If you make your own stocks from scratch you can save more than just money. It IS possible to bottle these in the Fowler’s Vacola Preserving systems (pouring your stock into those clip jars, then sterilizing them in the boiling vat) but that requires dedication. Easier to pour the stock into your recycled plastic containers (Tupperware, Nylex, Rubbermaid etc. or Pyrex lidded bowls) or failing this, into plastic bags sitting in bowls and remove from the bowls when they are well frozen.
Anyway, I am sure you now how easy freezing is. Label them well too. Especially if you are making fish stocks.
Chicken stock – I stockpile (hah, that must be the origin of the word) chicken carcasses or alternatively, get a bag or two of bones from the Vietnamese butcher who is very generous. Either free with my meat order or $1 a bag without other purchases, Cheeeeap! When I have a mountain of bones and the day before rubbish day (especially in summer you don’t want these hanging around), I cook them up with the usual stuff – celery, carrots, garlic, bouquet garni (the latter really being a heap of herbs out of the garden that I crush up and stuff into a large tea ball and hook over the side of the pot for easy removal), star anise, ginger chunks, a bit of salt & pepper, a birdseye chili. Boil for around 30 mins. Too much boiling and you will make it bitter. Remove the bouquet garni then cook 10 minutes more. Strain when cool. Any fat can be skimmed off after it is completely cold or after freezing and when you are about to use it.

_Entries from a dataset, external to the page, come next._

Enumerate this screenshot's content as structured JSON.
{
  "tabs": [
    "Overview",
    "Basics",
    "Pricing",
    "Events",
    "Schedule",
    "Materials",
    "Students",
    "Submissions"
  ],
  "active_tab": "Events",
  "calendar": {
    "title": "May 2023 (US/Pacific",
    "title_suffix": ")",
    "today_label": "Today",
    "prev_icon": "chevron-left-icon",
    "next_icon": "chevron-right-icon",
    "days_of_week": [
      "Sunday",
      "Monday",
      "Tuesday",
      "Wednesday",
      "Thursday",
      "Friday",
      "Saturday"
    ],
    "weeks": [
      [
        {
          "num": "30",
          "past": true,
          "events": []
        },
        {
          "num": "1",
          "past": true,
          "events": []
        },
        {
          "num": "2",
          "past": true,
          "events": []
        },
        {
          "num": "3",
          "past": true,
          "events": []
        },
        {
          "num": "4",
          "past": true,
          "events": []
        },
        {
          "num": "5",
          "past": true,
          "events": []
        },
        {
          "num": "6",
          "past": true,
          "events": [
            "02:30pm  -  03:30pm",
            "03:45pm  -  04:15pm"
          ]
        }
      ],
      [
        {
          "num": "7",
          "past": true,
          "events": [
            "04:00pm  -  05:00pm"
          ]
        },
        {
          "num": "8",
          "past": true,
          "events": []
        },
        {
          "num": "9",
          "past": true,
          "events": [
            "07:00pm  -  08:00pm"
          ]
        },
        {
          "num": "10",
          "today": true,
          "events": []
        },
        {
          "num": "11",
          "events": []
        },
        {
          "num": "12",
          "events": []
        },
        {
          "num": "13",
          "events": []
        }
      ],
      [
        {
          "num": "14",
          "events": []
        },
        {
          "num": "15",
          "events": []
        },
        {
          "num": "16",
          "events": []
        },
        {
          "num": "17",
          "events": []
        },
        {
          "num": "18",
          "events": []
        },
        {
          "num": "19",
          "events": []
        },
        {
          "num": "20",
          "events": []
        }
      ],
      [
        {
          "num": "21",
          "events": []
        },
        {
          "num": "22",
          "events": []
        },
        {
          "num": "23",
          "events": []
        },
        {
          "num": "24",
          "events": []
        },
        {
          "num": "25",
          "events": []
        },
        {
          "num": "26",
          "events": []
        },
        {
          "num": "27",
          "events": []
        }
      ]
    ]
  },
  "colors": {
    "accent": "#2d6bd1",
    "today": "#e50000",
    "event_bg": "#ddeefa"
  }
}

Beef stock – This needs a nice collection of shins and ribs from your friendly butcher. Same ingredients as above but not the star anise. Add a little vegemite for a nice colour.

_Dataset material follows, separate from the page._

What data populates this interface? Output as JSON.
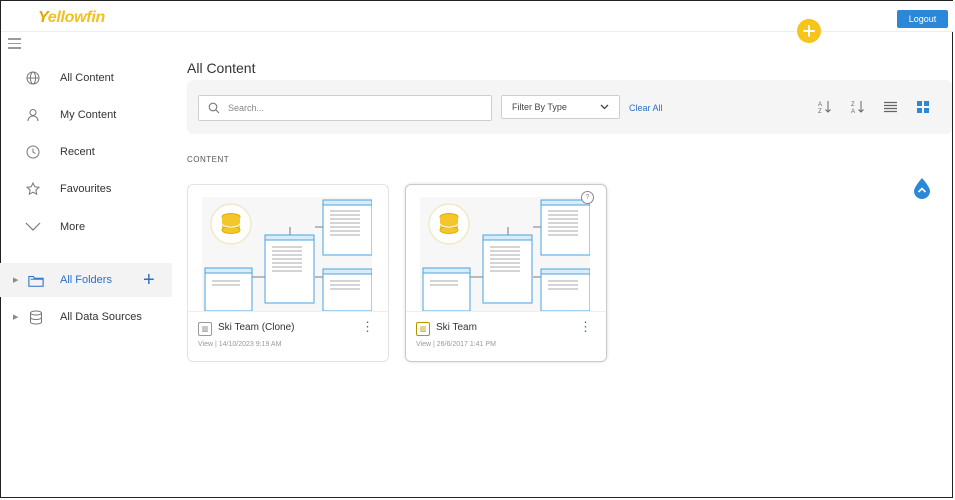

Seafood stock/fish stock – Save your leftover crayfish shells and prawn shells in the freezer till you have enough. Same ingredients as above Chicken Stock but add some lemon juice and some dill. Strain well and freeze in small portions as this is extremely strong.
Lamb Stock – as above but use mint and lemon and more garlic. For extra taste, boil a lamb shank in with the stock and take it out after an hour or a bit more when it is sticky and glutinous. Great in winter for a snack!

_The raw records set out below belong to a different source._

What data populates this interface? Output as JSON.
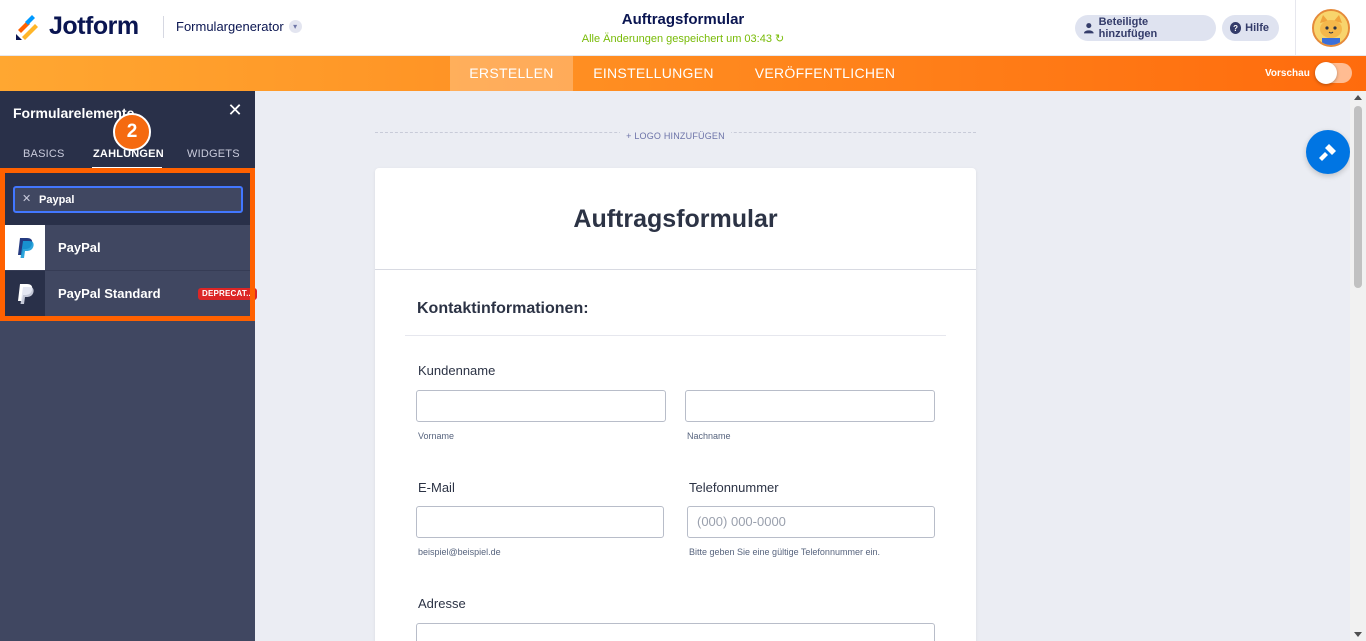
{
  "header": {
    "brand": "Jotform",
    "generator_label": "Formulargenerator",
    "form_title": "Auftragsformular",
    "saved_status": "Alle Änderungen gespeichert um 03:43",
    "add_participants": "Beteiligte hinzufügen",
    "help": "Hilfe"
  },
  "nav": {
    "tabs": [
      "ERSTELLEN",
      "EINSTELLUNGEN",
      "VERÖFFENTLICHEN"
    ],
    "active_tab": "ERSTELLEN",
    "preview_label": "Vorschau",
    "preview_enabled": false
  },
  "panel": {
    "title": "Formularelemente",
    "step_badge": "2",
    "tabs": [
      "BASICS",
      "ZAHLUNGEN",
      "WIDGETS"
    ],
    "active_tab": "ZAHLUNGEN",
    "search_value": "Paypal",
    "items": [
      {
        "label": "PayPal",
        "icon": "paypal-icon"
      },
      {
        "label": "PayPal Standard",
        "icon": "paypal-icon",
        "badge": "DEPRECAT..."
      }
    ]
  },
  "canvas": {
    "add_logo": "+ LOGO HINZUFÜGEN",
    "form_title": "Auftragsformular",
    "section_title": "Kontaktinformationen:",
    "fields": {
      "name_label": "Kundenname",
      "first_name_sub": "Vorname",
      "last_name_sub": "Nachname",
      "email_label": "E-Mail",
      "email_sub": "beispiel@beispiel.de",
      "phone_label": "Telefonnummer",
      "phone_placeholder": "(000) 000-0000",
      "phone_sub": "Bitte geben Sie eine gültige Telefonnummer ein.",
      "address_label": "Adresse"
    }
  },
  "colors": {
    "accent_orange": "#ff6100",
    "primary_blue": "#0075e3",
    "saved_green": "#78bb07",
    "panel_bg": "#404761"
  }
}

In terms of carbon savings, you always save by bulk cooking. You are doing without the wasteful packaging. You can use your own herbs. Saving also all the transport costs of the commercial product and of course, you are NOT adding anything artificial. Yes, you may freeze this but the cost of running a chest freezer is minimal and if you have solar power it may be nil!
Besides, it is a very therapeutic exercise and the winter soup ritual is quite an exciting, creative (and cost effective) one.